Axu (ཨ་ཕྱུག)Town and Axu Grasslands are situated in Dege County in the Garze Tibetan Autonomous Prefecture of Sichuan, China. It is an isolated region in eastern Tibet that includes green pastures dotted with sturdy yaks, snowy, lofty and rugged mountains and crystal clear lakes. The small Axu Town and its surrounding grasslands are inhabited by nomadic herdsmen and their grazing yaks.
Axu Grasslands are located about 230 kilometers northeast of Dege Town. Axu Grasslands cover an area of 800 sq. kilometers, and have the Yalong River flowing through it. These grasslands not only provide picturesque sceneries, but are also known for their harsh climatic conditions. The Chinese government plans to initiate projects of large-scale farming of wheat and barley, and gas exploration in Axu Grasslands. Since the grasslands are at an altitude of over 4,500 meters, they thus remain frozen for six to nine months a year. Nonetheless, this harsh and inhospitable area is believed to be the hometown of the famous Tibetan, King Gesar.

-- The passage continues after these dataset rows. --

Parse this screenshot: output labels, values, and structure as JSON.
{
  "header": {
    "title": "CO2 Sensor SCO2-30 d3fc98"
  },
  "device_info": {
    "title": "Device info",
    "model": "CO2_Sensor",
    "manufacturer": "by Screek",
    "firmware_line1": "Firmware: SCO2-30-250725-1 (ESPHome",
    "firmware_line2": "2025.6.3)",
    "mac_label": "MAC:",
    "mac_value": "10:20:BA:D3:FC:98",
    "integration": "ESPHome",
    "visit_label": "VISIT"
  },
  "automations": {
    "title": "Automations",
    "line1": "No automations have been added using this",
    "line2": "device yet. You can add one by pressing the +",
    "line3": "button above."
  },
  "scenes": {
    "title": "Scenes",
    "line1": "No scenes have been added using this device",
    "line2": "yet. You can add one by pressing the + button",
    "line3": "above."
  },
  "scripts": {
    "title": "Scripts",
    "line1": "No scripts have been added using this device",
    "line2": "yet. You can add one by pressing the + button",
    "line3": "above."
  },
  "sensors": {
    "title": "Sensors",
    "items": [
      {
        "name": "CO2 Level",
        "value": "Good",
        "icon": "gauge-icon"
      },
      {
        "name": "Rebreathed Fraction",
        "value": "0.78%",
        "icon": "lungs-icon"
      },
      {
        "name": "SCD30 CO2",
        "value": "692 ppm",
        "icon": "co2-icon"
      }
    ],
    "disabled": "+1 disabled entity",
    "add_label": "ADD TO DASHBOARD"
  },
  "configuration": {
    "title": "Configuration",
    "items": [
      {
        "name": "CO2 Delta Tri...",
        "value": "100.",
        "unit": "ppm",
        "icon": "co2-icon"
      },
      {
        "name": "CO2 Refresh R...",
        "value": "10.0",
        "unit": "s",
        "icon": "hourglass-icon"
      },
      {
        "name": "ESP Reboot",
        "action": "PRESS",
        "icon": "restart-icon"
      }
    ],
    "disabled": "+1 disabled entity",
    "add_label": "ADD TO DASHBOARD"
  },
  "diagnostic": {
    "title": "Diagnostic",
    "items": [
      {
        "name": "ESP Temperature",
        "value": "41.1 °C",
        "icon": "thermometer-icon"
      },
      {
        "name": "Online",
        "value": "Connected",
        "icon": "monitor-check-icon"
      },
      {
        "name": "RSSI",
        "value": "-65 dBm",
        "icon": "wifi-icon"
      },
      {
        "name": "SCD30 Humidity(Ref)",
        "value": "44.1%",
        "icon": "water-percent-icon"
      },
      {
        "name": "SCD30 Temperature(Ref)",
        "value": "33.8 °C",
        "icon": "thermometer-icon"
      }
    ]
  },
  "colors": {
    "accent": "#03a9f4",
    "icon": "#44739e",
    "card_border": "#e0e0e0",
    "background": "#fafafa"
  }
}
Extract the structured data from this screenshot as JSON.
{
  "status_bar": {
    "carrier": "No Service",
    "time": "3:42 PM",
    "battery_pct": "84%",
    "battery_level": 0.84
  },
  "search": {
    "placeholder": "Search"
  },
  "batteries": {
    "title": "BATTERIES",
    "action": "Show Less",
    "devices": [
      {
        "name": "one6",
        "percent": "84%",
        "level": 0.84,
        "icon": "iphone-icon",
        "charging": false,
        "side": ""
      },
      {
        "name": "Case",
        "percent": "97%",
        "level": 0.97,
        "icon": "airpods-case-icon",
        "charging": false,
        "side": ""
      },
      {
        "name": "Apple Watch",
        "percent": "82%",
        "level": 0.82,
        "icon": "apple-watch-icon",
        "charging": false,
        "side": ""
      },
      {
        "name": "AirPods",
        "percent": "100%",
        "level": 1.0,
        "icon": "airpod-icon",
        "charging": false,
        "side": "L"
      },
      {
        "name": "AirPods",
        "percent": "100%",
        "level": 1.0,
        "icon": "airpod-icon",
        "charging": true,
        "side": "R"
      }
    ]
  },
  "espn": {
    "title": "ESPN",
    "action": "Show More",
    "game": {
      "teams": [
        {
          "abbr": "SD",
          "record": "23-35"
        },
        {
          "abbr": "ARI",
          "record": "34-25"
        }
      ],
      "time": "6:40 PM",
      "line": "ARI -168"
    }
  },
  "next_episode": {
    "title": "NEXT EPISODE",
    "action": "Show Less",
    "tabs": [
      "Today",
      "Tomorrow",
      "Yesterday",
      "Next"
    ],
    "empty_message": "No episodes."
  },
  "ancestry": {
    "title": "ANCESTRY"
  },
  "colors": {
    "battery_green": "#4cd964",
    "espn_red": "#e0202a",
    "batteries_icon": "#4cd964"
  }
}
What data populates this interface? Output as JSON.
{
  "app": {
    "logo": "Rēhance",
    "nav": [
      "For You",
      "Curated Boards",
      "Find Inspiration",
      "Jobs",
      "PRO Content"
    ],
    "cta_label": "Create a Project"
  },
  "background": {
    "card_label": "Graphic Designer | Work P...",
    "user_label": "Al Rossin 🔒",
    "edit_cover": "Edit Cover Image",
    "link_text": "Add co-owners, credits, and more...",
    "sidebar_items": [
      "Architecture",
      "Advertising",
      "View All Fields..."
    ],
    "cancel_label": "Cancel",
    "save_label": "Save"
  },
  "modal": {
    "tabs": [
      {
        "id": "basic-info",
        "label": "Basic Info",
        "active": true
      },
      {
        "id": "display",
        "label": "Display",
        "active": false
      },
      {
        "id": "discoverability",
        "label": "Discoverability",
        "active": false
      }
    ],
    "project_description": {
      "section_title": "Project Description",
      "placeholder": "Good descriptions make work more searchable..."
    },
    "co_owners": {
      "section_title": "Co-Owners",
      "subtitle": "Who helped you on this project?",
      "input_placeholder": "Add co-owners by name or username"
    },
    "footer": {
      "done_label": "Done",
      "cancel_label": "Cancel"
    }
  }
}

The Legendary King Gesar
A famous hero and warrior, King Gesar is said to have been born in the Axu Grasslands and was the ruler of Ling Kingdom in east Tibet during the 11th century. He is considered to be a fearless leader who waged war against all the enemies of the kingdom and protected the poor. Different versions of King Gesar and his life exist across Tibet and Central Asia including a number of Tibetan versions, a Mongolian version, a Buryat version, a Lower Ladakhi version, a Salar version, and a Bhutan version.
The Famous Temple
The temple of King Gesar was constructed in the Axu Grasslands in 1970 by Ling Cong and was later renamed Memorial Hall of King Gesar. An enormous statue of King Gesar riding a horse stands in the main hall of the temple. The heroic tales of King Gesar are widely told by the inhabitants of Axu Grasslands in the form of stories, songs and dances. The ‘Epic of King Gesar’, the greatest literature work on the life of King Gesar, is popular in Tibet, Sichuan, Inner Mongol, Gansu, Qinghai and other places. In the Axu Grasslands, celebrations to honor the legendary warrior take place often.
The Epic of King Gesar
Similar to Iliad of Greeks and King Arthur of medieval Europeans, Tibetans have the Epic of King Gesar. Rooted deep into folklore, stories of King Gesar had been passed down generations orally while its written beginnings are found back in 1716 when it was, upon Qing Emperor’s order, translated from Tibetan. This Oriental Iliad covers important reigns of Tibetan social development and also descriptions of countless tribes and regions. The Epic of King Gesar is the longest work of literature in the world with over 120 volumes and 20 million words in more than 1 million verses.